The death of Ben Barres, the Stanford University neuroscientist who identified the crucial role of glial cells in neurodegenerative disorders, provided an opportunity to revisit an eye-opening anecdote from his past. Professor Barres, who was born Barbara Barres, once recalled the reaction to a seminar that he gave shortly after transitioning in 1997, at the age of 43. “Ben Barres gave a great seminar today, but then his work is much better than his sister’s,” a colleague was heard to say. This was typical of the rare insight into sexism in the academy that Professor Barres could offer: as an undergraduate, he had solved a maths problem that had confounded the rest of his virtually all-male class, only for his lecturer to suggest that his boyfriend must have done the work, The Atlantic reported.

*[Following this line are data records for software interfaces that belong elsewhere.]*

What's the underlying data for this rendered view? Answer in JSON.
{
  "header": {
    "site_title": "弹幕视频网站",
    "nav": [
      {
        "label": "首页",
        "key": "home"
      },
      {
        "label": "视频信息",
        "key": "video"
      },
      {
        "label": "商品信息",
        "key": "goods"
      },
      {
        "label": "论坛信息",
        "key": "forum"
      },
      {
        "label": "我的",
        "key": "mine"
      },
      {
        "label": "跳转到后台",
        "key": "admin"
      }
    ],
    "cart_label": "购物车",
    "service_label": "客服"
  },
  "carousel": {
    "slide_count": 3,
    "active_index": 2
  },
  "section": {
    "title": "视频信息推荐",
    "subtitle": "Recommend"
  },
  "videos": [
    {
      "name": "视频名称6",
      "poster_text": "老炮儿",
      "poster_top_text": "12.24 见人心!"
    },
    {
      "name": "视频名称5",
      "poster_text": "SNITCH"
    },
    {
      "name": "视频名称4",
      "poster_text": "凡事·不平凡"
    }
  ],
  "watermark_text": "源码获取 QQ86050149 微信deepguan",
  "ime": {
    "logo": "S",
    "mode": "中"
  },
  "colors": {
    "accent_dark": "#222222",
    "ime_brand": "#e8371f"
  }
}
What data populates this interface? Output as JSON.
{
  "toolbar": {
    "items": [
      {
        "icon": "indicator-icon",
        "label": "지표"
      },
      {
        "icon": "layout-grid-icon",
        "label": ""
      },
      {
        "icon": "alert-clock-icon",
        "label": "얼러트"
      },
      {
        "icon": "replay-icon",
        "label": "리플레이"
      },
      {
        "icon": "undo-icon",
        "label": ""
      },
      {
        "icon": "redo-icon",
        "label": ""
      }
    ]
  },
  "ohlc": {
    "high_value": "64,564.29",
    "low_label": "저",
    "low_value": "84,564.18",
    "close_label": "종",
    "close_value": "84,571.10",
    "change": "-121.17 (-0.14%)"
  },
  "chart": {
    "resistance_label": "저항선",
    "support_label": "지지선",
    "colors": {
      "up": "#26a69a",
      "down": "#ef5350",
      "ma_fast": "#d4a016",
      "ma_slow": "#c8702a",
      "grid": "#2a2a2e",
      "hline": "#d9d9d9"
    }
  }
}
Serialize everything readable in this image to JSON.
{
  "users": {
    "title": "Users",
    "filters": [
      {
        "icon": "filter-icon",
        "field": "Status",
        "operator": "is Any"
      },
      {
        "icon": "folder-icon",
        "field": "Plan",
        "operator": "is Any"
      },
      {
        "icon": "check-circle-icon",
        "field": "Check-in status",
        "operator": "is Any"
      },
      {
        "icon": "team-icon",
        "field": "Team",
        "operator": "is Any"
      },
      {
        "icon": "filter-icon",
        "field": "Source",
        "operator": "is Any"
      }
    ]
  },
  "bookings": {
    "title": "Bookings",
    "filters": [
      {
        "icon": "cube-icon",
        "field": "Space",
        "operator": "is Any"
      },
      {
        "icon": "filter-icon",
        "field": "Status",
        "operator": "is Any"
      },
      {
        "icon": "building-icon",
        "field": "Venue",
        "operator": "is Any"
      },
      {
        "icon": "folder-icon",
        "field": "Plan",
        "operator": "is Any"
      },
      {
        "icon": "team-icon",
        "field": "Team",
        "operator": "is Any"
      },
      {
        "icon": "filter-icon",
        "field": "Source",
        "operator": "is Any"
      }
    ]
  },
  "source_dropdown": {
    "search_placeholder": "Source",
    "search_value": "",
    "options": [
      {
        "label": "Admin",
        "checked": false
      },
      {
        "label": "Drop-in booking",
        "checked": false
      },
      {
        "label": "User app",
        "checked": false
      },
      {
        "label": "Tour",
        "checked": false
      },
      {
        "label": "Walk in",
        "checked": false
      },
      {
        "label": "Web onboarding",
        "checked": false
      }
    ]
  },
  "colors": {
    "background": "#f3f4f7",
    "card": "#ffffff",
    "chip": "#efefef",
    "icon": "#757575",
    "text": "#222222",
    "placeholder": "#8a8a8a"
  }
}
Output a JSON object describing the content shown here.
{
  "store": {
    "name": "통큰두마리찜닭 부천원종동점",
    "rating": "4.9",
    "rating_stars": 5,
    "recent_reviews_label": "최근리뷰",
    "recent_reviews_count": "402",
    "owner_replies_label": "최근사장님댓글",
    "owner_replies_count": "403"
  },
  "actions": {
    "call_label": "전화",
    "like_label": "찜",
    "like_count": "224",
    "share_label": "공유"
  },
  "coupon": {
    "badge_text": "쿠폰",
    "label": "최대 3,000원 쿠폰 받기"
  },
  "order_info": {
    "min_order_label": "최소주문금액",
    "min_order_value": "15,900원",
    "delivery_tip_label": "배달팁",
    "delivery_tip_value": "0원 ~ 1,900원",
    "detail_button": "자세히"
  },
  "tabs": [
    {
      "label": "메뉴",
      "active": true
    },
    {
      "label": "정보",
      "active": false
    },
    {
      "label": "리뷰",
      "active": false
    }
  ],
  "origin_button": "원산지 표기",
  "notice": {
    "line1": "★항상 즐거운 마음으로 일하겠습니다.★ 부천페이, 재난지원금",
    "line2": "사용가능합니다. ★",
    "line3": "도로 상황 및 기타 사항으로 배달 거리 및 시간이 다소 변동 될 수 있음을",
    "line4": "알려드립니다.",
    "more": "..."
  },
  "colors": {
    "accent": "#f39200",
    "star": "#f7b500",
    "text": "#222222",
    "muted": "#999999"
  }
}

Reading University alumni have achieved a record-breaking feat on University Challenge ­– but it’s unlikely to be one that they are particularly proud of. A team of celebrity former students became the first in the 55-year history of the BBC quiz to fail to get a single question right, The Times reported on 8 January. They were roundly beaten by Keble College, Oxford, who racked up 240 points without reply. Sophie Walker, leader of the Women’s Equality Party, led the Reading side of anthropologist Anna Machin, the Springwatch presenter Martin Hughes-Games and the botanist and broadcaster Pippa Greenwood. “You have achieved something hitherto unachieved in this series, you got zero points. What a total whitewash,” withered host Jeremy Paxman.

Those in higher education looking for evidence of the “Brexit effect” will have been concerned to see reports of a 19 per cent increase in the number of European Union academics resigning from UK universities in the past year. More than 2,300 EU academics handed in their notice over the past 12 months, according to figures obtained by the Liberal Democrats using Freedom of Information requests and reported by The Independent on 7 January. The University of Oxford reported the highest number of resignations, which saw 230 departures of EU academics last year, compared with 171 in 2014-15. Layla Moran, the Liberal Democrats’ education spokeswoman, described the figures as the “latest sign of a damaging Brexodus”. “Britain’s universities have thrived from having access to talented European researchers, and from years of European cooperation through schemes like Horizon 2020 and Erasmus,” Ms Moran said. “Now all this is being put at risk by this government’s botched handling of Brexit, where we seem to be losing all the benefits of EU membership while keeping the costs.”

Register to continue

Why register?

  • Registration is free and only takes a moment
  • Once registered, you can read 3 articles a month
  • Sign up for our newsletter
Please Login or Register to read this article.

Related articles